The City of Edmonton’s amended policy for topless swimmers at city pools is raising eyebrows this week.
All patrons are allowed to swim and lounge around at City of Edmonton pools without a top on, regardless of their gender identity.
The policy, under the city’s swimwear guidelines for pools, has been in place since June 2022 but it’s not a widely advertised change.
Priya Bhasin-Singh, director of Edmonton’s aquatics and community leisure centres, said the policy aligns with gender identity and expression protections found in the Alberta Human Rights Act.
“We believe our swimming guidelines must not discriminate on the basis of gender and not exclude anyone visiting a city facility,” Bhasin-Singh said in a statement to CBC News.
The city started reviewing its policy on swimwear in 2019 to make sure it was in line with the act.
Previous guidelines for aquatic settings required women to wear tops while men were not required to, said Christopher Webster, a city communications advisor.
Coun.
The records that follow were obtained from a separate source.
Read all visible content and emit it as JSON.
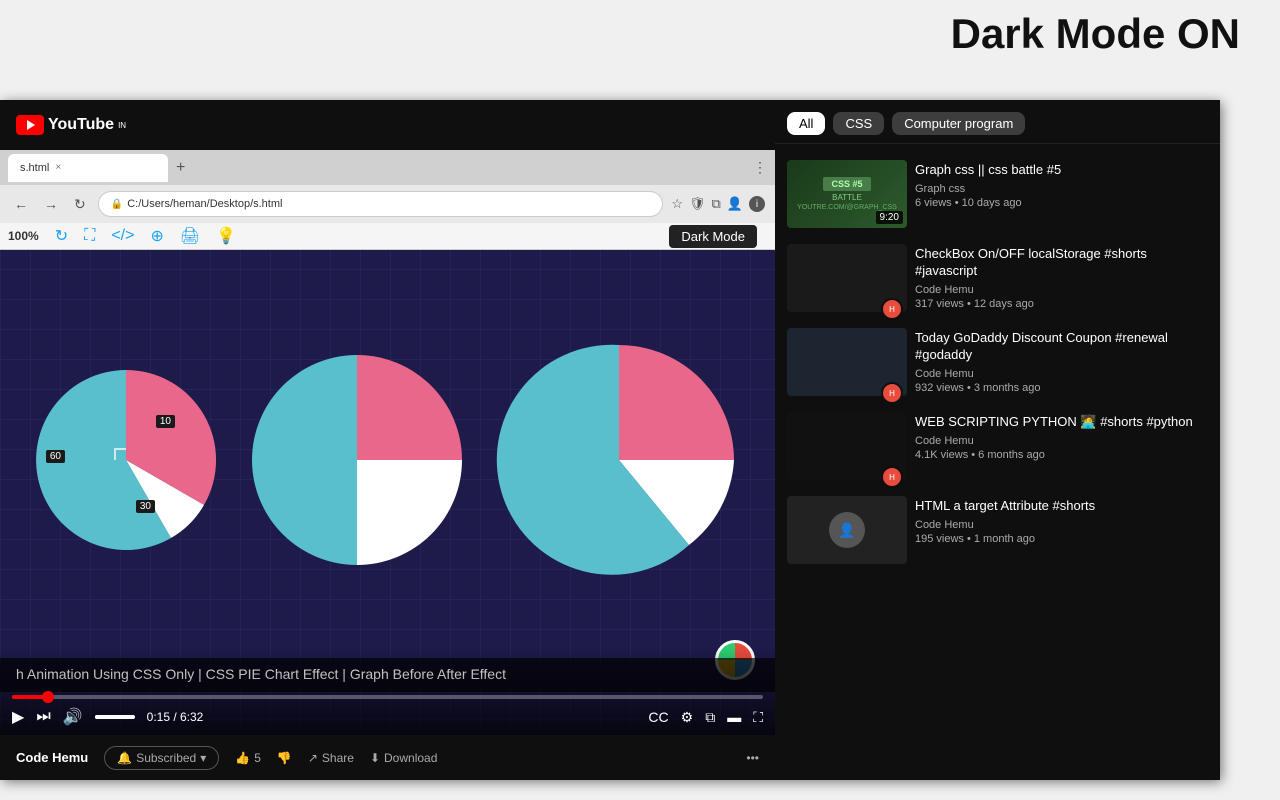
{
  "page": {
    "dark_mode_label": "Dark Mode ON",
    "dark_mode_button": "Dark Mode"
  },
  "browser": {
    "tab_title": "s.html",
    "tab_url": "C:/Users/heman/Desktop/s.html",
    "zoom": "100%",
    "new_tab_icon": "+",
    "close_icon": "×",
    "menu_dots": "⋮",
    "back_icon": "←",
    "forward_icon": "→",
    "refresh_icon": "↻",
    "home_icon": "⌂"
  },
  "toolbar": {
    "zoom": "100%",
    "icons": [
      "↻",
      "⛶",
      "</>",
      "⊕",
      "🖨",
      "💡"
    ]
  },
  "video": {
    "title": "h Animation Using CSS Only | CSS PIE Chart Effect | Graph Before After Effect",
    "channel": "Code Hemu",
    "progress_time": "0:15 / 6:32",
    "subscribe_label": "Subscribed",
    "like_count": "5",
    "share_label": "Share",
    "download_label": "Download",
    "more_icon": "•••"
  },
  "youtube": {
    "logo_text": "YouTube",
    "logo_suffix": "IN"
  },
  "pie_charts": [
    {
      "id": "chart1",
      "label_60": "60",
      "label_10": "10",
      "label_30": "30",
      "colors": {
        "pink": "#e8678a",
        "teal": "#5abfcd",
        "white": "#ffffff"
      }
    }
  ],
  "filters": [
    {
      "label": "All",
      "active": true
    },
    {
      "label": "CSS",
      "active": false
    },
    {
      "label": "Computer program",
      "active": false
    }
  ],
  "sidebar_videos": [
    {
      "title": "Graph css || css battle #5",
      "channel": "Graph css",
      "stats": "6 views • 10 days ago",
      "duration": "9:20",
      "thumb_type": "css-battle",
      "has_avatar": false
    },
    {
      "title": "CheckBox On/OFF localStorage #shorts #javascript",
      "channel": "Code Hemu",
      "stats": "317 views • 12 days ago",
      "duration": "",
      "thumb_type": "dark",
      "has_avatar": true
    },
    {
      "title": "Today GoDaddy Discount Coupon #renewal #godaddy",
      "channel": "Code Hemu",
      "stats": "932 views • 3 months ago",
      "duration": "",
      "thumb_type": "phone",
      "has_avatar": true
    },
    {
      "title": "WEB SCRIPTING PYTHON 🧑‍💻 #shorts #python",
      "channel": "Code Hemu",
      "stats": "4.1K views • 6 months ago",
      "duration": "",
      "thumb_type": "dark",
      "has_avatar": true
    },
    {
      "title": "HTML a target Attribute #shorts",
      "channel": "Code Hemu",
      "stats": "195 views • 1 month ago",
      "duration": "",
      "thumb_type": "avatar-only",
      "has_avatar": false
    }
  ]
}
Erin Rutherford said she was asked by a constituent whether women were allowed to be at city pools without a top.
That was the springboard for a response from the city, she said.
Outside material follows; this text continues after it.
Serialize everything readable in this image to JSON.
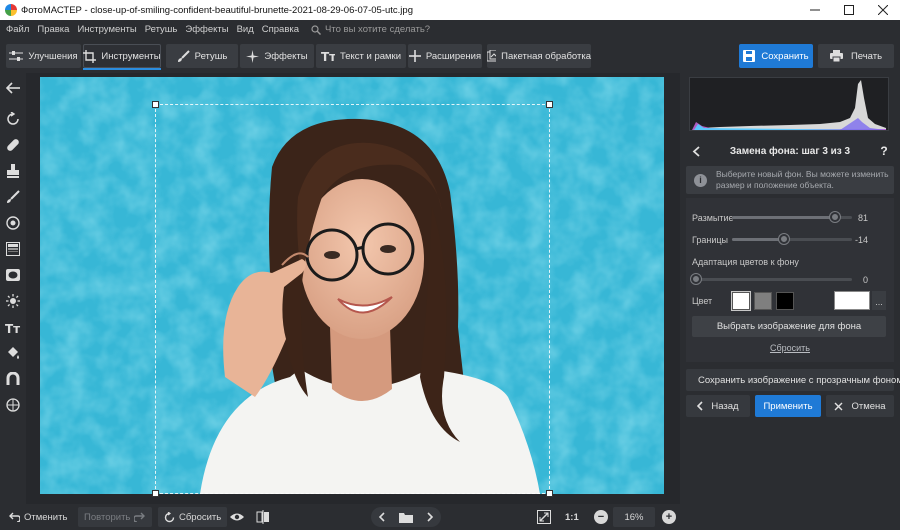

“Legal reviewed it and because there is case law coming out of Ontario, felt that we could not stop people from doing that,” Rutherford said.
“It has to be something that we don’t advertise or I guess before today didn’t advertise but also didn’t discourage if it was happening.”
Chelsea Scott, an associate lawyer with Taylor Janis LLP in Edmonton, said the policy seems to be a proactive move based on legal precedents in Ontario and British Columbia.
“I would say that it is the trend,” Scott said in an interview Wednesday.
“There is case law and it’s the law in Canada that women — because ultimately this is what we’re talking about, women with breasts not being forced to cover those in public spaces.”
Scott said municipalities govern a lot of public spaces and many are being proactive in preventing potential situations of discrimination.
Scott wasn’t familiar with other municipalities in Alberta that have the same policy.
A spokesperson for the Alberta Justice said there is no provincial legislation that prohibits people from swimming topless and the issue isn’t addressed in regulations for public pools.
The policy was news to a few patrons going into the Commonwealth Community Recreation Centre Wednesday.
“It’s kind of weird, for women to be topless,” said Jamie Earle, a Commonwealth gym regular who wasn’t aware of the policy.
Earle said while it seems unusual now, it might be something that takes time to get used to.
“I’m sure eventually it’ll catch on,” he said .”There’s topless beaches and stuff and people don’t really care about that.”
Yasmin Soarez said she was surprised to hear about the policy.
“I don’t think it should be allowed at all,” she said. “Not everyone has the same values and beliefs.”
She said she’s fine with the policy but others might feel uncomfortable.
Malorie Untereiner, who was going into the recreation centre with her three-year-old daughter, said she considers it an equal rights issue.
“Men bare their nipples all the time, I mean, women can too, I guess.”
Rutherford said she’s never seen anyone go topless at a city pool.
“While I personally wouldn’t be going topless in a pool, I respect everybody’s right to choose.”
Bhasin-Singh said the city has had no negative feedback about the policy.
“We realize that some people will be uncomfortable with this approach,” Bhasin-Singh said. “However, this is a human rights issue and we have an obligation to treat all individuals equally when using city facilities.”
The topless policy isn’t valid in other parts of recreation centres or city facilities — people in those spaces will still be required to wear tops, Webster said in an email.